“I don’t think Jordan or I realized that by lowering the barrier to entry, we’d be able to create this tidal wave of diversity that came knocking on our doorstep,” says Abel. “The second you get rid of the front door on the Boys Club, other people will join. We were pleasantly surprised with how quickly we were accepted in that sense, especially since we’re two white dudes that look like any other brewery owner.”
The pair may have that stereotypical look, but Pilot Project is anything but traditional.
What’s Next for Pilot Project?
After proving their concept in Chicago, Able and Jordan really want to soar to new heights with Pilot Project.
“We’re not just creating diversity at a base level,” says Abel. “We want to help catalyze those starting at the bottom and grow them that much faster by helping them build a network.”
They’re already planning to expand their incubator to new cities both nationally and internationally. At the time of publication, no plans have been finalized, but Abel and Radke mentioned wanting to bring their concept to cities like Miami, LA, Austin, London, Tokyo, and Berlin.
What Are Some Beverages I Can Try from Pilot Project Brands?
Palo Santo Blueberry — Luna Bay Booch
Hard Kombucha – The inspiration for Palo Santo Blueberry came to Connelly and Ridge in the kitchen. While burning Palo Santo wood to stay calm, the duo thought, Why not put some of that same wood in the tank?
“Palo Santo Blueberry has a smokiness from the wood and the blueberry has a fresh fruit-forward flavor,” says Connelly. “Together with the yerba mate tea base, Palo Santo Blueberry has an almost coconut-y aftertaste.”
Hibiscus Lavender– Luna Bay Booch
Hard Kombucha – “My personal favorite product we make is hibiscus lavender because it has the perfect amount of lavender and hibiscus flowers,” says Connelly.

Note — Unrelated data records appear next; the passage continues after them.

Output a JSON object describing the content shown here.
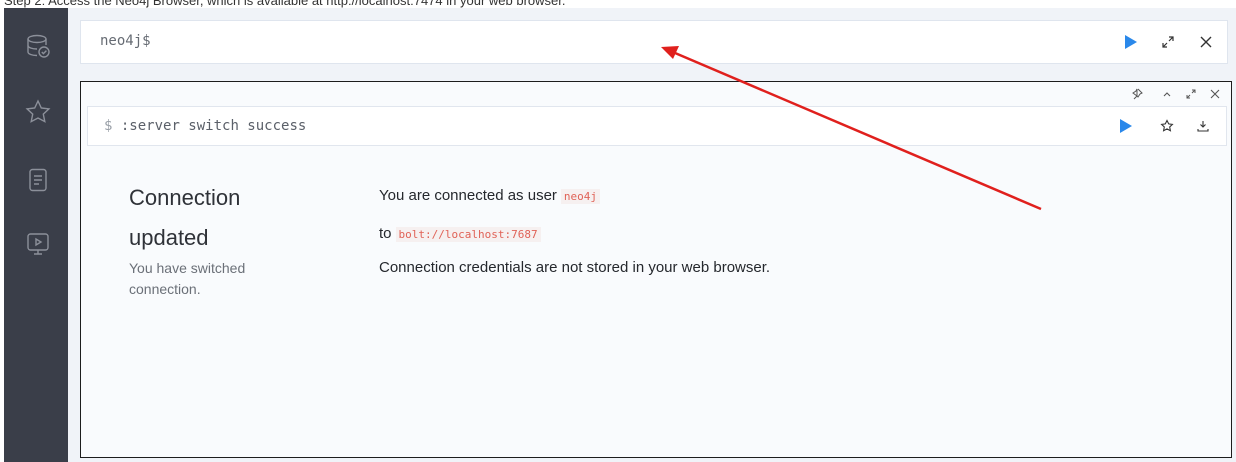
{
  "caption": "Step 2: Access the Neo4j Browser, which is available at http://localhost:7474 in your web browser.",
  "sidebar": {
    "items": [
      {
        "icon": "database-icon"
      },
      {
        "icon": "star-icon"
      },
      {
        "icon": "document-icon"
      },
      {
        "icon": "monitor-play-icon"
      }
    ]
  },
  "editor": {
    "prompt": "neo4j$"
  },
  "frame": {
    "command_prefix": "$",
    "command": ":server switch success",
    "title_line1": "Connection",
    "title_line2": "updated",
    "subtitle_line1": "You have switched",
    "subtitle_line2": "connection.",
    "connected_text": "You are connected as user",
    "user": "neo4j",
    "to_text": "to",
    "url": "bolt://localhost:7687",
    "credentials_note": "Connection credentials are not stored in your web browser."
  },
  "colors": {
    "sidebar": "#3a3e49",
    "play": "#2a88ea",
    "annotation_arrow": "#e0201d",
    "code_text": "#e06257"
  }
}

Luna Bay Booch soaks real flowers in the tanks and uses champagne yeast for a hard kombucha that’s very floral, very light, and very effervescent. So much so that–according to Connelly–some people refer to this one as having an almost rose-like flavor.

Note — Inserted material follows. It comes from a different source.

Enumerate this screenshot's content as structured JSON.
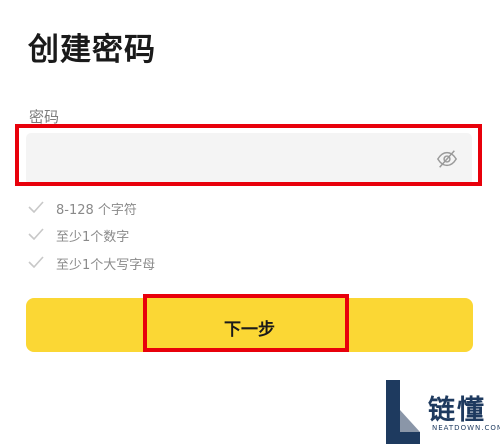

This is a great recommendation for someone trying hard kombucha for the first time.
Kadak — Azadi Brewing Company
Imperial Milk Stout – “Kadak is probably one of our favorite beers and one of the most popular,” says Modi. The “cutting chai” stout really packs a punch by featuring a 100-year-old chai recipe.

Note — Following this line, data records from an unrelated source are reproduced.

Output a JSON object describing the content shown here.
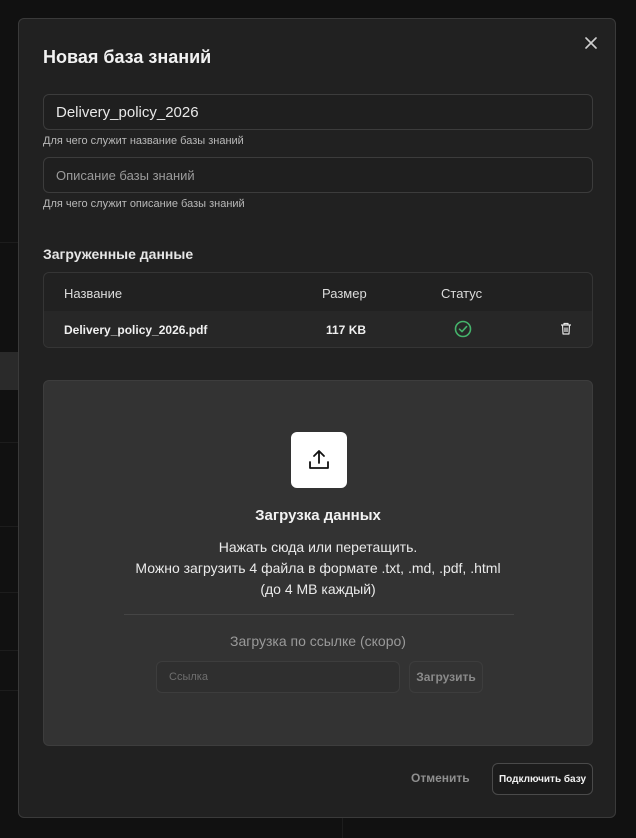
{
  "modal": {
    "title": "Новая база знаний",
    "name_value": "Delivery_policy_2026",
    "name_hint": "Для чего служит название базы знаний",
    "description_placeholder": "Описание базы знаний",
    "description_hint": "Для чего служит описание базы знаний"
  },
  "uploaded": {
    "section_title": "Загруженные данные",
    "columns": [
      "Название",
      "Размер",
      "Статус"
    ],
    "rows": [
      {
        "name": "Delivery_policy_2026.pdf",
        "size": "117 KB",
        "status": "ok"
      }
    ]
  },
  "dropzone": {
    "title": "Загрузка данных",
    "line1": "Нажать сюда или перетащить.",
    "line2": "Можно загрузить 4 файла в формате .txt, .md, .pdf, .html",
    "line3": "(до 4 MB каждый)",
    "url_header": "Загрузка по ссылке (скоро)",
    "url_placeholder": "Ссылка",
    "url_button": "Загрузить"
  },
  "footer": {
    "cancel_label": "Отменить",
    "connect_label": "Подключить базу"
  },
  "colors": {
    "status_ok": "#45b36b",
    "modal_bg": "#212121",
    "dropzone_bg": "#333333"
  },
  "icons": {
    "close": "close-icon",
    "upload": "upload-icon",
    "status": "check-circle-icon",
    "delete": "trash-icon"
  }
}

“Cutting” refers to the size of the cup that chai is sold in. As Modi explains, in India vendors on the street will cut the quantity of chai into small pieces so you can have a few throughout the day.
“It’s like taking shots of chai,” says Modi. “We tried to recreate that feeling in a dark, warm, full-bodied stout.”
On the nose, you’ll get plenty of that classic chai spice. But overall, despite its 8% ABV, Kadak is very drinkable.
Gir — Azadi Brewing Company
American IPA – Another one of Azadi’s very popular beers, Gir showcases the kesar mango. The vibrant orange mango is very popular amongst Western Indian families.
“Every time people have that beer it reminds them of their mother’s cooking or being back in India in the summer,” says Modi. “There’s some nostalgia associated with it.”
Hip-Hops and R&Brew — Funkytown Brewery
American Pale Ale – Funkytown’s flagship American pale ale, Hip-Hops & R&Brew, is a crushable, approachable beer.
“We call it our baby,” says Day. Thanks to the Citra and Mosaic hops you get plenty of citrus notes. However, there’s nothing overpowering.
“The taste isn’t bitter and it doesn’t sit on your tongue too long,” says Day. “We made sure it goes down smooth.”
At 5.5% ABV, this is a beer that’s balanced, smooth, and tasty.
Black Is Beautiful — Funkytown Brewing
Stout – According to the co-founders, the newest beer in Funkytown’s lineup should be released this week. Featuring Madagascar vanilla and blueberry, Funkytown’s interpretation of Marcus Baskerville’s nationwide collaboration to bring light to racial injustice is very special to the brewery.
“During the protest last year, when we saw the community participate in that campaign, we knew we’d do it once we went pro,” says Bloomfield. Funkytown will donate proceeds from its Black Is Beautiful beer to The Gray Matter Experience, a platform for African American teens to create their own businesses.